• _Exercise goal_:
Please show all lines of the records that include "Serveur".

BEGIN Records supplied

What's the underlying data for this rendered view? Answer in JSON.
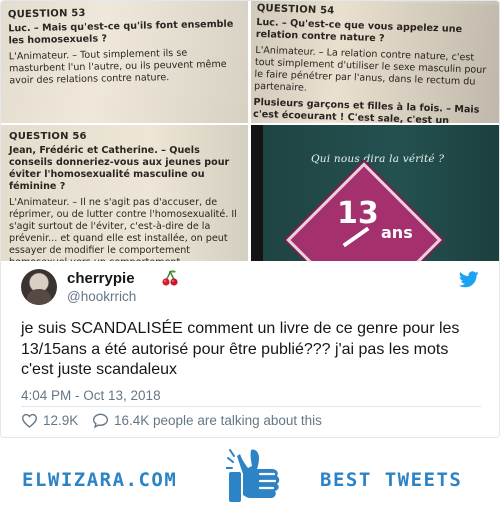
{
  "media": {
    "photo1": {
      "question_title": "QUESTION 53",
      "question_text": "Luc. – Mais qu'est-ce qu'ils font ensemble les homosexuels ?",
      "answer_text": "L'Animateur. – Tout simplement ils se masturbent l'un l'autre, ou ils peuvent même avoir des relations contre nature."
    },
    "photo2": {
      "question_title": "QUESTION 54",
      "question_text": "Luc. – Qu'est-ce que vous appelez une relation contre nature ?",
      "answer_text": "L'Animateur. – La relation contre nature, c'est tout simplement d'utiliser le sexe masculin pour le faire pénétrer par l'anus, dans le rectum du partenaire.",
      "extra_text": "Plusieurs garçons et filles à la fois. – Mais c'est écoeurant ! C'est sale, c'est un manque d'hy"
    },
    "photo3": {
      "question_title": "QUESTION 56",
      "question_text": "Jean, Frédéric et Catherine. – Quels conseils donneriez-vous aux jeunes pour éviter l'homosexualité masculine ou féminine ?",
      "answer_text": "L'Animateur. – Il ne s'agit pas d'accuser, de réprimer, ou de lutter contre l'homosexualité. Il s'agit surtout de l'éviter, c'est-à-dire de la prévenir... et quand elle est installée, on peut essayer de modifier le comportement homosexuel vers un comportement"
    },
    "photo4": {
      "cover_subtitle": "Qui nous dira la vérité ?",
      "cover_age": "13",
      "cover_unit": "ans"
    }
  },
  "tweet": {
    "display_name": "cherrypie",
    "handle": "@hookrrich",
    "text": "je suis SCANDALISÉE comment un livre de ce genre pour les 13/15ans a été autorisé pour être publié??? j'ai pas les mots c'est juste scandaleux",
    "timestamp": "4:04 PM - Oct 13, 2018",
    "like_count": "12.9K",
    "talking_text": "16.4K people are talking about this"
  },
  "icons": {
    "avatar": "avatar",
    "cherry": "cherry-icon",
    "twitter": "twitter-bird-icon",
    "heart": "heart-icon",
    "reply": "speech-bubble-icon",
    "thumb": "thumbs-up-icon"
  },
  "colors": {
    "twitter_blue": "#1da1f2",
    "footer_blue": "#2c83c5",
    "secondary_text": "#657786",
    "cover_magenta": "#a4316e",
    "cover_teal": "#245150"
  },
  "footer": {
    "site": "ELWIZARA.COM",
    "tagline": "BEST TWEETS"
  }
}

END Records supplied
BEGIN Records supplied

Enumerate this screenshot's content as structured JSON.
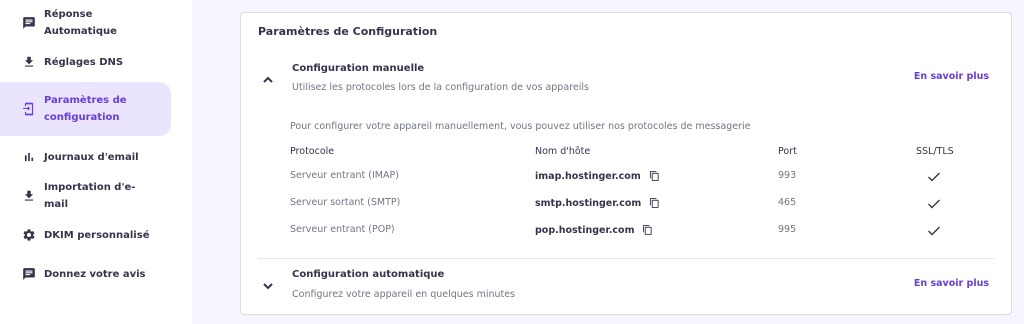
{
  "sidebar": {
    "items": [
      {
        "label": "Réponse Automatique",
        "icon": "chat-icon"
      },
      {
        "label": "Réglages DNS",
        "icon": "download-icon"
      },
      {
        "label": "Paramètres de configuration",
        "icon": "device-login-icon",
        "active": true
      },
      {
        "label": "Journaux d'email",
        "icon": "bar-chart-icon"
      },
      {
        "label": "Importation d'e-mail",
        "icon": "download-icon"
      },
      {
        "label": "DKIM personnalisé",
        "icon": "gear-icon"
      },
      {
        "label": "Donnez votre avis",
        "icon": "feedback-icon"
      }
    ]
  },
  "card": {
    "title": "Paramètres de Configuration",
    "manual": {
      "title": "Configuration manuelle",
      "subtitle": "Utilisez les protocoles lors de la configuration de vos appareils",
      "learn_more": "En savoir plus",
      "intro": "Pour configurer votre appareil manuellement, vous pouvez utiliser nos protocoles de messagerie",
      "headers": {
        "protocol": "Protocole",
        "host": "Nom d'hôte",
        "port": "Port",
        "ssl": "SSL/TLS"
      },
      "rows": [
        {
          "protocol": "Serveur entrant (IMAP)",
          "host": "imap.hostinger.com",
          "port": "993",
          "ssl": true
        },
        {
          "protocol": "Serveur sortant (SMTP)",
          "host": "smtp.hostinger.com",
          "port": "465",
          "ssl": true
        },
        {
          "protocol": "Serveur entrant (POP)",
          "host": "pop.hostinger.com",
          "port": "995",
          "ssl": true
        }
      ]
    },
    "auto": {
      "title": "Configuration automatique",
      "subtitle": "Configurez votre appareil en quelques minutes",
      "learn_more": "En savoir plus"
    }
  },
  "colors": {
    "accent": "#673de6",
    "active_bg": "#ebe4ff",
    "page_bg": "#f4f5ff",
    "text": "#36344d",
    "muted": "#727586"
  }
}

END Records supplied

• _Response to this task_:
          "protocol": "Serveur entrant (IMAP)",
          "protocol": "Serveur sortant (SMTP)",
          "protocol": "Serveur entrant (POP)",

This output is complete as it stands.